it for the petitioner under 28 U.S.C. § 2242.”
Rule 2(c), Rules Governing Section 2254 Cases in the
United States District Courts.
the petition consists of only three pages (pages 2, 3 &
16) of the 16-page court-approved form. Dkt. 1. Petitioner
did sign the third page, as required. Id. at 3.
However, on that same page, Petitioner left blank the portion
of the form asking him to state the relief requested.
Id. In addition, Petitioner fails to clearly
identify any federal habeas claims. See id.,
generally. In paragraph 9(f) of the petition, Petitioner
lists five of the seven propositions of error he raised on
direct appeal. Dkt. 1, at 2. But Petitioner does not specify
which, if any, of these five propositions he intends to
present as federal habeas claims. Id. In addition,
even if the Court could construe the petition as raising the
five habeas claims listed, Petitioner does not state any
facts supporting these five claims. Id. With his
petition, Petitioner submitted a copy of his 45-page state
appellate brief. Dkt. 1-2. However, that brief contains seven
propositions of error, along with facts and arguments in
support of each proposition.
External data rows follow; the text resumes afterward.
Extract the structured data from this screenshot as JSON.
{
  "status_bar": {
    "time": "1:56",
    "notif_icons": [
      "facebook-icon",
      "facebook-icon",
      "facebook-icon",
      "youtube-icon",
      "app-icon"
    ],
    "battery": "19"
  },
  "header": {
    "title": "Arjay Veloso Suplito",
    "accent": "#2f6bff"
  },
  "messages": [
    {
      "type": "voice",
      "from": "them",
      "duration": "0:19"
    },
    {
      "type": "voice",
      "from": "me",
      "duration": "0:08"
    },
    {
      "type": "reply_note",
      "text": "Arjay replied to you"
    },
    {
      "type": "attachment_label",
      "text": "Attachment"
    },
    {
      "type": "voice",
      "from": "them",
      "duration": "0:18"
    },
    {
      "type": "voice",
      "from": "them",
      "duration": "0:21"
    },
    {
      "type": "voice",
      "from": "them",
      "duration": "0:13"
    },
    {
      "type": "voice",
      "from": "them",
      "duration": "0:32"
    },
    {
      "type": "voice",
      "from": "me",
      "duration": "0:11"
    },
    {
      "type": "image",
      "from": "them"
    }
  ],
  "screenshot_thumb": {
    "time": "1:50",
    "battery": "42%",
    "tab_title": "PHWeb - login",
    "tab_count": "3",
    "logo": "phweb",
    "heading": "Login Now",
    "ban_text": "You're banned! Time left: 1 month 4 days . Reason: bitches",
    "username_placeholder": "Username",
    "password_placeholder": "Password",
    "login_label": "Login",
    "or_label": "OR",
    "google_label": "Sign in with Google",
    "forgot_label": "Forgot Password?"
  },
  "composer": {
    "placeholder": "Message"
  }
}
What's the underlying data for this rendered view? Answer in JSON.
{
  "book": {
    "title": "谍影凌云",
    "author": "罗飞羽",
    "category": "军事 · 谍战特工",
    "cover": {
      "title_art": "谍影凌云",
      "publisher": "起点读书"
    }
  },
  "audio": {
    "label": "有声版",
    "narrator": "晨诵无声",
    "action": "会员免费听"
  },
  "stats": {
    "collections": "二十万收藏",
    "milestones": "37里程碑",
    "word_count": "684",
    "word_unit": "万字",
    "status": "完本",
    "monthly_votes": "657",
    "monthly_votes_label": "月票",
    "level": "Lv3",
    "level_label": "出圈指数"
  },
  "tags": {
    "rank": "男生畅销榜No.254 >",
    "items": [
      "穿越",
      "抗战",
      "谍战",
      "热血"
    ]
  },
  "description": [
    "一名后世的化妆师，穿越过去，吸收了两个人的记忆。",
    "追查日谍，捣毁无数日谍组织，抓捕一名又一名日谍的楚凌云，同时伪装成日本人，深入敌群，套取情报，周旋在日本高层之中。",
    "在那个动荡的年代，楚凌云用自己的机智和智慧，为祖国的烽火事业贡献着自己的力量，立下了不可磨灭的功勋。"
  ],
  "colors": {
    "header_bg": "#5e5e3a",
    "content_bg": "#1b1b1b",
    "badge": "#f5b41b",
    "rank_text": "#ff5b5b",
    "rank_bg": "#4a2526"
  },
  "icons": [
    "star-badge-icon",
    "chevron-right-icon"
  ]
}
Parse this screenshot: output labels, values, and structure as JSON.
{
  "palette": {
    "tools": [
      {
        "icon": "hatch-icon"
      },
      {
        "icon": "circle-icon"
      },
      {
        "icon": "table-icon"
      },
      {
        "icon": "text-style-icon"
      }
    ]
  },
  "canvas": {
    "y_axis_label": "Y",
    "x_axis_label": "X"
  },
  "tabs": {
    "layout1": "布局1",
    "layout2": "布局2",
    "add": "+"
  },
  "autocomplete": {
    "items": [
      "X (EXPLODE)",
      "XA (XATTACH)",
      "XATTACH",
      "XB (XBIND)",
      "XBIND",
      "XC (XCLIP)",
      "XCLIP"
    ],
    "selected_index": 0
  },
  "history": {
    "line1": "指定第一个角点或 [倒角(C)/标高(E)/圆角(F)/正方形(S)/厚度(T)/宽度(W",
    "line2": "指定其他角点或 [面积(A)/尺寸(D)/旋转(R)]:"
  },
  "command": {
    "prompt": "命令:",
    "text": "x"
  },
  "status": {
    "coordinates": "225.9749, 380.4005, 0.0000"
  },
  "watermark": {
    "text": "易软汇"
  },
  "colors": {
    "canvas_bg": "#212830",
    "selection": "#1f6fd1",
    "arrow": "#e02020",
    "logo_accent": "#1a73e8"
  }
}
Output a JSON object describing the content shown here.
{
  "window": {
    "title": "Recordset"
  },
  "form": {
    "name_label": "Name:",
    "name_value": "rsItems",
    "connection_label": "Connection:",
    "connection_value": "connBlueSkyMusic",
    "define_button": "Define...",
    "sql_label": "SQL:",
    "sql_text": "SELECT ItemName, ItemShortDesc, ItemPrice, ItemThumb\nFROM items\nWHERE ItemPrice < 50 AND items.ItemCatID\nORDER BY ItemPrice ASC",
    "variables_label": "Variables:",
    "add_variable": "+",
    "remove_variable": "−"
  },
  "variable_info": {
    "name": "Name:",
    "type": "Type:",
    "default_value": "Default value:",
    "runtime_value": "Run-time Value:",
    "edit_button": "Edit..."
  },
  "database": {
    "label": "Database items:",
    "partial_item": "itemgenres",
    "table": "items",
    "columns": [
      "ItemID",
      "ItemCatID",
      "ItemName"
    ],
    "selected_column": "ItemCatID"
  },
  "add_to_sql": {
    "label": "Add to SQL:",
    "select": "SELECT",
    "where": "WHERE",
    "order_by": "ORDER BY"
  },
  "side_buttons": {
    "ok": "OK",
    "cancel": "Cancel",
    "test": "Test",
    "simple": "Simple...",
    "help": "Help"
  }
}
Id. To the extent
Petitioner intends to incorporate facts or arguments from
that brief-either as to one or more of the seven propositions
of error in the brief or as to one or more of the five
propositions of error listed in his petition-that intent is
not clear from the petition. See Dkt. 1, generally.
Court acknowledges that Petitioner appears pro se,
and the Court therefore must liberally construe his
pleadings. Hall v. Bellmon, 935 F.2d 1106, 1110
(10th Cir. 1991). However, the rule of liberal construction
does not require a court to take on an advocacy role for a
pro se habeas petitioner by identifying claims, developing
arguments, and searching the record for supporting facts.
See Id. (“The broad reading of the
plaintiff's complaint does not relieve the plaintiff of
the burden of alleging sufficient facts on which a recognized
legal claim could be based.”); see also Crawford v.
Addison, 526 Fed.Appx. 893, 895 (10th Cir. 2013)
(unpublished) (liberally construing pro se
appellant's filings but declining “to scour the
record for factual support” of his claims); Rule 2(c),
Rules Governing Section 2254 Cases in the United States
District Courts (requiring habeas petitioner to state
claims for relief and state supporting facts for each claim).
the Court finds that the interests of justice would be served
by allowing Petitioner to file an amended habeas petition.
See Fed. R. Civ. P. 15(a)(2) (providing courts
“should freely give leave” to amend pleadings
“when justice so requires”); see also 28
U.S.C. § 2242 (providing habeas applications “may
be amended or supplemented as provided in the rules of
procedure applicable to civil actions”); Mayle v.
Felix, 545 U.S. 644, 655 (2005) (applying federal civil
rules in habeas context).
30 days of the entry of this opinion and order, or on or
before June 12, 2019, Petitioner shall file an amended habeas
petition on the court-approved form. In the amended petition,
Petitioner shall identify the conviction(s) he is challenging
and clearly set forth each federal habeas claim, along with
relevant supporting facts for each claim, as required by the
form, demonstrating that he is “in custody in violation
of the Constitution or laws or treaties of the United
States.” 28 U.S.C. § 2254(a).
must also present each constitutional claim in compliance
with the requirements specified in 28 U.S.C. § 2254(b).
Pursuant to § 2254(b), habeas corpus relief may not be
granted unless a petitioner has first provided the state
courts with the opportunity to correct the alleged
constitutional errors. The exhaustion requirement of §
2254(b) is satisfied if Petitioner fairly presented each of
his federal claims to the OCCA or if circumstances exist that
render state procedures ineffective to protect his federal
Petitioner is advised that the amended petition “must
be retyped or handwritten and filed so that it will be
complete in itself including exhibits, without reference to
the superseded pleading[s], ” i.e., without reference
to the original petition or any exhibits attached to the
original petition. LCvR 9.2(c). If Petitioner would like this
Court to consider the previously submitted attachments, he
must resubmit those attachments with his amended petition.